A sticking valve could cause the gauge pointer to bounce from a normal steady reading to a lower reading and then bounce back to normal. A broken or weak valve spring can cause the pointer to swing widely as the engine is accelerated. A loose intake manifold or leaking gasket between the carburetor and manifold shows a steady low reading on the vacuum gauge.
A vacuum gauge test only helps to locate the trouble. It is not conclusive, but as you gain experience in interpreting the readings, you can usually diagnose engine behavior.
Another aid in locating compression leaks is the cylinder leakage tester. The principle involved is that of simulating the compression that develops in the cylinder during operation. Compressed air is introduced into the cylinder through the spark plug or injector hole, and by listening and observing at certain key points, you can make some basic deductions.
In making a cylinder leakage test, remove all spark plugs, so each piston can be positioned without the resistance of compression of the remaining cylinders. Next, place the piston at TDC between the compression and power strokes. Then you can introduce the compressed air into the cylinder. Note that the engine tends to spin. By listening at the carburetor, the exhaust pipe, and the oil filler pipe (crankcase), and by observing the coolant in the radiator, when applicable, you can pinpoint the area of air loss. A loud hissing of air at the carburetor indicates a leaking intake valve or valves. Excessive hissing of air at the oil filler tube (crankcase) indicates an excessive air leak past the piston rings. Bubbles observed in the coolant at the radiator indicate a leaking head gasket.
As in vacuum testing, indications are not conclusive. For instance, a leaking head gasket may prove to be a cracked head, or bad rings may be a scored cylinder wall.
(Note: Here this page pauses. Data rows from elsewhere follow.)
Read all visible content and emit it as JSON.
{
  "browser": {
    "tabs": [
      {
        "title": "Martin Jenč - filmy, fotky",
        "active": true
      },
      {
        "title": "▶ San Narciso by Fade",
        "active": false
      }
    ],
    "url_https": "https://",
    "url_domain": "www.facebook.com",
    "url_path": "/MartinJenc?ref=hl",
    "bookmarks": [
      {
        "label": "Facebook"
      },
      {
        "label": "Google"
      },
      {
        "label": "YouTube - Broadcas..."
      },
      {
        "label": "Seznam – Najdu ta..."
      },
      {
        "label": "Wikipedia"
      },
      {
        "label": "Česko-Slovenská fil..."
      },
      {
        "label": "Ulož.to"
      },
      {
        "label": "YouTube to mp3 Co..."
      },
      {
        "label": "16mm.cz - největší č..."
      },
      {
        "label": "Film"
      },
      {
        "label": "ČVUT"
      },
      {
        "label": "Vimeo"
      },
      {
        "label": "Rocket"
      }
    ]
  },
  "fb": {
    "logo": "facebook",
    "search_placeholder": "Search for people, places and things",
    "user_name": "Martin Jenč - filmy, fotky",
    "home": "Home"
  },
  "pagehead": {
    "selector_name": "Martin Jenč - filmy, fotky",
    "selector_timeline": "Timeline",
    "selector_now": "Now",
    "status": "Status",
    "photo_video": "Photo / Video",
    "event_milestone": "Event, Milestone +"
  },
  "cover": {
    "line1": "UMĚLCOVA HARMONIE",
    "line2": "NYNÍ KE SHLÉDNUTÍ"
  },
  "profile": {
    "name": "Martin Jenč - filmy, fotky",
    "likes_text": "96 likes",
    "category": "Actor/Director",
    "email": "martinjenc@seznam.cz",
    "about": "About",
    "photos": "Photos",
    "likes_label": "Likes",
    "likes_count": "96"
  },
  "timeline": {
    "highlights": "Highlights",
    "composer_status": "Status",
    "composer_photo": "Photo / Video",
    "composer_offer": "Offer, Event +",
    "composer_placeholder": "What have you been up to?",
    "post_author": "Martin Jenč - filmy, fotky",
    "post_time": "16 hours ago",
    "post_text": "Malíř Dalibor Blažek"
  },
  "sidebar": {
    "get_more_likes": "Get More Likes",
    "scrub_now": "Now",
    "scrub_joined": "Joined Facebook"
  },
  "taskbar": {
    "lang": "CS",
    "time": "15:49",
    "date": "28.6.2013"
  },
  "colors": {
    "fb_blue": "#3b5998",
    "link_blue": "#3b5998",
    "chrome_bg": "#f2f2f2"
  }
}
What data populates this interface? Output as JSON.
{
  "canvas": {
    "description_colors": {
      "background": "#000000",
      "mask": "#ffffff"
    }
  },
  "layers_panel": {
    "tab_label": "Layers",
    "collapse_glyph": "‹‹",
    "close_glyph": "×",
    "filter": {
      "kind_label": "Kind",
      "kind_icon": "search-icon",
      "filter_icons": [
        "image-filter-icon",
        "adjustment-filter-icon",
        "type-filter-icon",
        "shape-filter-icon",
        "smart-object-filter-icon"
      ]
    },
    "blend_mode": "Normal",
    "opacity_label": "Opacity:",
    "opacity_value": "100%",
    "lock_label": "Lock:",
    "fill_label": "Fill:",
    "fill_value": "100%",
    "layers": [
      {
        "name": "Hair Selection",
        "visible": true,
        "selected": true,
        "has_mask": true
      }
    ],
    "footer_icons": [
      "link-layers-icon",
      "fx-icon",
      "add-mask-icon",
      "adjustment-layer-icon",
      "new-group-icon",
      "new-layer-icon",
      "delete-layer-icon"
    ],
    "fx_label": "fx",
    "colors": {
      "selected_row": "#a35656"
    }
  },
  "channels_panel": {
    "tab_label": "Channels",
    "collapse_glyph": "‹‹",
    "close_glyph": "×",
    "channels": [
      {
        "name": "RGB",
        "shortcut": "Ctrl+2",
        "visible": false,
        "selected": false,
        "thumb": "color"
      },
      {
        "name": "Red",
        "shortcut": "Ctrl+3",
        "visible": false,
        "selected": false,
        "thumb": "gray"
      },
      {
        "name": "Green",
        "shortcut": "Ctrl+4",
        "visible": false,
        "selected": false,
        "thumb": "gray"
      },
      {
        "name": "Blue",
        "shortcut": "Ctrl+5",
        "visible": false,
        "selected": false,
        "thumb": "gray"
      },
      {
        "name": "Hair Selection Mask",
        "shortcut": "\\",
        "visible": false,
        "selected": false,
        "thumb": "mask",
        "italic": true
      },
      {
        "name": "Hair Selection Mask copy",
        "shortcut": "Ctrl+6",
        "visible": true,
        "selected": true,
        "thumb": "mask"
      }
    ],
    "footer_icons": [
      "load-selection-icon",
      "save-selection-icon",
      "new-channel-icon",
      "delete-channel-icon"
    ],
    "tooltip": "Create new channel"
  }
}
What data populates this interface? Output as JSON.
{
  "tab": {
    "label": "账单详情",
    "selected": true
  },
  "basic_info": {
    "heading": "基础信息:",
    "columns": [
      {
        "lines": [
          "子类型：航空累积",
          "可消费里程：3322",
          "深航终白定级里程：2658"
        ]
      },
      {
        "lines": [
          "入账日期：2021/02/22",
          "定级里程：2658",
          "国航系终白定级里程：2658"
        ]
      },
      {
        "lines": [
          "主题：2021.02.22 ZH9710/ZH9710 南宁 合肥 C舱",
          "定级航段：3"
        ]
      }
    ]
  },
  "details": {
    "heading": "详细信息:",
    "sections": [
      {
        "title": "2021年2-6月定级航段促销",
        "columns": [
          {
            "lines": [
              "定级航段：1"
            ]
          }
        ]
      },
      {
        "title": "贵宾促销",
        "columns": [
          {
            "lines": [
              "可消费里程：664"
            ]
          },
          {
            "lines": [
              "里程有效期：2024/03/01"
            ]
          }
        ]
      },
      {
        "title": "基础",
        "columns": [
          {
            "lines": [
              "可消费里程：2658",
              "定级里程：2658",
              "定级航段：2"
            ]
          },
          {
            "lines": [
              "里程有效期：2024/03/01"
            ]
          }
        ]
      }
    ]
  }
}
The important thing is that you have pinpointed the source of the trouble to a specific area, and can make a fairly broad, accurate estimate of repairs or adjustments required without dismantling the engine.
4. To adjust a valve, the piston must be .
5. Hydraulic lifters have what valve lash?
Your knowledge of the internal combustion engine and its many parts will enable you to become a better mechanic. Your ability to identify the stationary and moving parts of an internal combustion engine, to know the basic testing procedures used in its construction, and to understand the operating principles of stationary and moving parts will help you throughout your career as a mechanic. Basic techniques involved with the installation of certain parts are a valuable skill you will finely tune while working on different types of internal combustion engines. During your career as a Construction Mechanic, you will apply these and other skills every day.